Information has been published in the last few days estimating a plausible scenario concerning when we actually might get vaccinated. This comes from Bob Wachter (Twitter: @Bob_Wachter), who is Chair of the UCSF Department of Medicine, and the spokesperson for their public information project which is attempting to fill the vacuum created by a highly politicized CDC (which would normally publish such info). Full Twitter thread here.
The first chart depicts the number of US persons who would receive priority under two different vaccination prioritization schemes. The analysis takes into account that some people can be counted in multiple buckets (e.g. some front line Health Care Workers are over 65 with one of more comorbidities). So they get counted the first time they show up in the prioritization list, and aren’t double-counted when they would otherwise show up in a lower priority group (e.g. one comorbidity).

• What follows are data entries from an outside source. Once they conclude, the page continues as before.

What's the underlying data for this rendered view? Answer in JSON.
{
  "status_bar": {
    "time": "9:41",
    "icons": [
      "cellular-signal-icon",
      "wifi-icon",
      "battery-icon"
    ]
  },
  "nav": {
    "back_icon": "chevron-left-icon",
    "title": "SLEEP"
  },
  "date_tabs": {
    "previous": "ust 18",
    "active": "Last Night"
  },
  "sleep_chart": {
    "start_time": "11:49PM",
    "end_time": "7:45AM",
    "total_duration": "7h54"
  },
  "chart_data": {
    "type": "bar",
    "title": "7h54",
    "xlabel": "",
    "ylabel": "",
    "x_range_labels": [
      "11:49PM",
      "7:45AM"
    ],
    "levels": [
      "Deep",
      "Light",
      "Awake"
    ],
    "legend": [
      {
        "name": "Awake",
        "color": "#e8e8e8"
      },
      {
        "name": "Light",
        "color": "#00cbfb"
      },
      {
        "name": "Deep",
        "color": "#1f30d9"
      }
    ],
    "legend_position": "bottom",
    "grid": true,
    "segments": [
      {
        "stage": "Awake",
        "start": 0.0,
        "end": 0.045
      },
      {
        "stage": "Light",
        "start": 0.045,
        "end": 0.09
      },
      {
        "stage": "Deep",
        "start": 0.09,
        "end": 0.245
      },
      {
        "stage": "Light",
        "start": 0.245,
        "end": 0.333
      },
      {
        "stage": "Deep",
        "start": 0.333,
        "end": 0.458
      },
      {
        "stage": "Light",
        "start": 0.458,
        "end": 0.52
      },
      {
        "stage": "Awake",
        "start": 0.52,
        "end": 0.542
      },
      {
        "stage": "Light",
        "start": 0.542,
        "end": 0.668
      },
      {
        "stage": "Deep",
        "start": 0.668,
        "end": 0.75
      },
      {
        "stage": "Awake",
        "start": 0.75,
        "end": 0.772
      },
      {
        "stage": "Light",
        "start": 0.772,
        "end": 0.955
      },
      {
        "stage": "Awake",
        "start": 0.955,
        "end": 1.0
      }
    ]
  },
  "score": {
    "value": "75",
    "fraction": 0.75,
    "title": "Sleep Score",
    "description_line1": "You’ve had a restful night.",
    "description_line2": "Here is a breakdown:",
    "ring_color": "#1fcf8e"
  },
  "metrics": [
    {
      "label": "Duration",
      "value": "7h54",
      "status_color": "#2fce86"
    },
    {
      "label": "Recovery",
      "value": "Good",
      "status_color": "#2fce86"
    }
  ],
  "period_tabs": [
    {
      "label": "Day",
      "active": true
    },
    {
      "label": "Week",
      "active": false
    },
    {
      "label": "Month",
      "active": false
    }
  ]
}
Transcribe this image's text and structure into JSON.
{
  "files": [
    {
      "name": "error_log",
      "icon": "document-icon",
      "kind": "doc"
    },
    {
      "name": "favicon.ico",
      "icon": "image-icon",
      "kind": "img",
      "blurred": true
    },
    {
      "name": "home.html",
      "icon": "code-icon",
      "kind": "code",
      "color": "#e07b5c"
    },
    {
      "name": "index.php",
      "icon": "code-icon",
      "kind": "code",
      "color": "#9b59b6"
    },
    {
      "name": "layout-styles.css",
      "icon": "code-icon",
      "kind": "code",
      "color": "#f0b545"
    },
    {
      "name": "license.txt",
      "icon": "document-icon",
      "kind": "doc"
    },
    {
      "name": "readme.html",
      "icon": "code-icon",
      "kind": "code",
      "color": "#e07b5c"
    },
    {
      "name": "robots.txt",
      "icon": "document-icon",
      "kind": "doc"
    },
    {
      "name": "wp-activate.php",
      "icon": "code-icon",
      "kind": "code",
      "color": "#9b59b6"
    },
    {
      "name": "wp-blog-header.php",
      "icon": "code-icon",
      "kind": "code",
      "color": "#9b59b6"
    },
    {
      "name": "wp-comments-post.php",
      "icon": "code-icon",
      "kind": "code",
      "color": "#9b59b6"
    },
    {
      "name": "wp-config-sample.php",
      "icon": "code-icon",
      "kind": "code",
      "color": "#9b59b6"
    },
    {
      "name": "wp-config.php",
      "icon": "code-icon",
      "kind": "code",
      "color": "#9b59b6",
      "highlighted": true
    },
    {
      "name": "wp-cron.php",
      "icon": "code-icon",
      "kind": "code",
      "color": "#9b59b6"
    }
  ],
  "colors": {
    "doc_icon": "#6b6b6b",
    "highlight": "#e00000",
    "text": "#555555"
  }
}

Personally, I think I would be counted in the one comorbidity bucket (high blood pressure), which means my cohort is 60 million people in the US population, and would get priority from roughly the 70th million person to the 130th million person under either of these schemes.
The next chart shows the USCF’s best estimate of US vaccination administration potential, assuming Pfizer and Moderna both scale up quickly, including the benefits of project Warp Speed.
They’re assuming administration of 25 million vaccinations per month, which suggests my personal (guesstimated) cohort would start getting vaccinated in mid- to late March, and be completed sometime in May. Note that both the Pfizer and the Moderna vaccine require two shots, spaced roughly 3-weeks apart. It’s likely that additional suppliers could join the party, but by definition, they’ll impact the back-end of this graph, not the front-end.